âWe had prepaid room rental fees, DJs and live shows in some venues.
“They only allowed us to move dates and not offer a full refund.”
Unfortunately, they feel that the government has provided inadequate financial assistance. This lack of guidance left their Desi parties on hiatus, with no real indication of when to restart.
Echo Events had to adapt their rules as different parts of the UK were placed in different level systems.
To meet government guidelines, household bubbles cannot mix and food should be served with any purchased alcohol.
Therefore, due to the increase in cases in some parts of the country, the “night trips” have been canceled or postponed to future dates.
Customers were offered a full refund if any of the Fusion Nights were canceled “due to city restrictions.”
This represents the financial loss that businesses continue to face without any real indication of government assistance.
Covid-19 and the food industry
Self-employed workers in the food industry have also suffered a severe blow from Covid-19.
Fluctuating regulations have forced many restaurants to offer delivery or take-out options.
When the rules started to loosen, establishments could reopen if they had an outdoor dining area, but some restaurants could not.
Blue Monk, an Indian and Nepalese restaurant based in Bedford, illustrated its difficulty in dealing with Covid-19 restrictions.
Since they don’t have an outside dining area, they have relied heavily on delivery and take-out, but profits have fallen dramatically.
However, they ensured that there was “more space between tables, disinfectants on each table and floor marking over distances of 2m”.
Regardless, business has not grown as much as it would like, as people are still cautious of potential exposure to the virus.
As an independent home-based business specializing in desserts, Noori immediately became concerned about its stock, saying:
âDue to the chaos, supermarkets were all running out of essentials as customers panicked.
âThe fact that all weddings had to be canceled / postponed caused me a lot of loss as I pre-order material for specific custom orders.
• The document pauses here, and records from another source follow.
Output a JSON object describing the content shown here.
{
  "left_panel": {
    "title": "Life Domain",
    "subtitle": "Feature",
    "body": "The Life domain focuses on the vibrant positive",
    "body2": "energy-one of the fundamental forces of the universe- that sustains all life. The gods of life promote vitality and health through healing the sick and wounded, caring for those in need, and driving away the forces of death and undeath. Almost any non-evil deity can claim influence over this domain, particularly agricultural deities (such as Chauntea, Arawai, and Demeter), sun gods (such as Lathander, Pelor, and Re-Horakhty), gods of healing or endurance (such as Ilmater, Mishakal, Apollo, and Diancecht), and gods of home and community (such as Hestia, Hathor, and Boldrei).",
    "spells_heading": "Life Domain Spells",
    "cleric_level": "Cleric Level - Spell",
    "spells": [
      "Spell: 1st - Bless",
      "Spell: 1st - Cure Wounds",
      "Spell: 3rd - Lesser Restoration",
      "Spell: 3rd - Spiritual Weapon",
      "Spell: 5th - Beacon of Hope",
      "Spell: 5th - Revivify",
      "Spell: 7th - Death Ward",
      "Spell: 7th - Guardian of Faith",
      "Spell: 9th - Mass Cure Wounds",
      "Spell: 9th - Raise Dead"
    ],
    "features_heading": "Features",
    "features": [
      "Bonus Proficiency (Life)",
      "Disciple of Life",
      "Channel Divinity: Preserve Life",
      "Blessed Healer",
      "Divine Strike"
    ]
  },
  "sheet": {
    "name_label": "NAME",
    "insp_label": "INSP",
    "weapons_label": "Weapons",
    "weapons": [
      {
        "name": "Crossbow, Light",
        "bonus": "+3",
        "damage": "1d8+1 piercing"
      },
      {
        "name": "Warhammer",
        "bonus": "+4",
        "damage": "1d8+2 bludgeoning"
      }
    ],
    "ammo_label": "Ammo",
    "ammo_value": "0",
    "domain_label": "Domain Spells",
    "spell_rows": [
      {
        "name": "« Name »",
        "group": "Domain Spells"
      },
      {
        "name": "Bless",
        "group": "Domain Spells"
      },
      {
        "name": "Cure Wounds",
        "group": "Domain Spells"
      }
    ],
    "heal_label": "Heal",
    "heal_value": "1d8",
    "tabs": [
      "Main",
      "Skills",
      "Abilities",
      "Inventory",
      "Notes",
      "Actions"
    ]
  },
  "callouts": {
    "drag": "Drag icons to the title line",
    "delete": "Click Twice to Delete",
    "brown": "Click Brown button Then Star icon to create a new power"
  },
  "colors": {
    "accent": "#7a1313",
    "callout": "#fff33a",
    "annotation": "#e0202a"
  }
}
This meant that I couldn’t even reuse the products I had purchased.
In addition, she believes that “the government has not helped or supported small businesses like us much.”
As a small community, there weren’t a lot of clear guidelines or help to help self-employed people.
Noori notes that she feared she would have to close “due to the uncertainty of whether we will ever get back to normal.”
“With all the cancellations, all the losses, all the stress, I doubted it was all worth it.”
Fortunately, during the second lockdown, Cupcakes business increased.
Noori started doing contactless deliveries as a precaution, like many other companies.
Clearly, many British Asian independent companies have had to adapt during this pandemic.
With the government’s plans to return to “normalcy” on June 21, 2021, optimism is growing among the self-employed sector.
Although many businesses are still moving with caution due to the discovery of different variants of Covid-19 across the UK.
With that, the government could suddenly decide to postpone the proposed unlock date, which could prove catastrophic for some companies.
However, companies such as Cupaacakes and Echo Events that have successfully adapted offer a model of relief for those who struggle.
It shows that with courage, determination and perseverance, independents can triumph over this hideous crisis.